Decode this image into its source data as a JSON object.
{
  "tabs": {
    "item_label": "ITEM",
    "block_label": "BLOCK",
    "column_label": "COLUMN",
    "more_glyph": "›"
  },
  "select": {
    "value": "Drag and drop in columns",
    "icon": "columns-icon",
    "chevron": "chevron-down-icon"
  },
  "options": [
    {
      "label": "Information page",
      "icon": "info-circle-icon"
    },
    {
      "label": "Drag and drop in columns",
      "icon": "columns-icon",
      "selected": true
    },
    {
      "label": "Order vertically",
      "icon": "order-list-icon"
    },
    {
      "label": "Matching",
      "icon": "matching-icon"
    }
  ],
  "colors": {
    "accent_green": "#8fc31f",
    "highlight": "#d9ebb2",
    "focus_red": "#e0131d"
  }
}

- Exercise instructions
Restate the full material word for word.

- Your response
Decode this image into its source data as a JSON object.
{
  "tabs": {
    "item_label": "ITEM",
    "block_label": "BLOCK",
    "column_label": "COLUMN",
    "more_glyph": "›"
  },
  "select": {
    "value": "Drag and drop in columns",
    "icon": "columns-icon",
    "chevron": "chevron-down-icon"
  },
  "options": [
    {
      "label": "Information page",
      "icon": "info-circle-icon"
    },
    {
      "label": "Drag and drop in columns",
      "icon": "columns-icon",
      "selected": true
    },
    {
      "label": "Order vertically",
      "icon": "order-list-icon"
    },
    {
      "label": "Matching",
      "icon": "matching-icon"
    }
  ],
  "colors": {
    "accent_green": "#8fc31f",
    "highlight": "#d9ebb2",
    "focus_red": "#e0131d"
  }
}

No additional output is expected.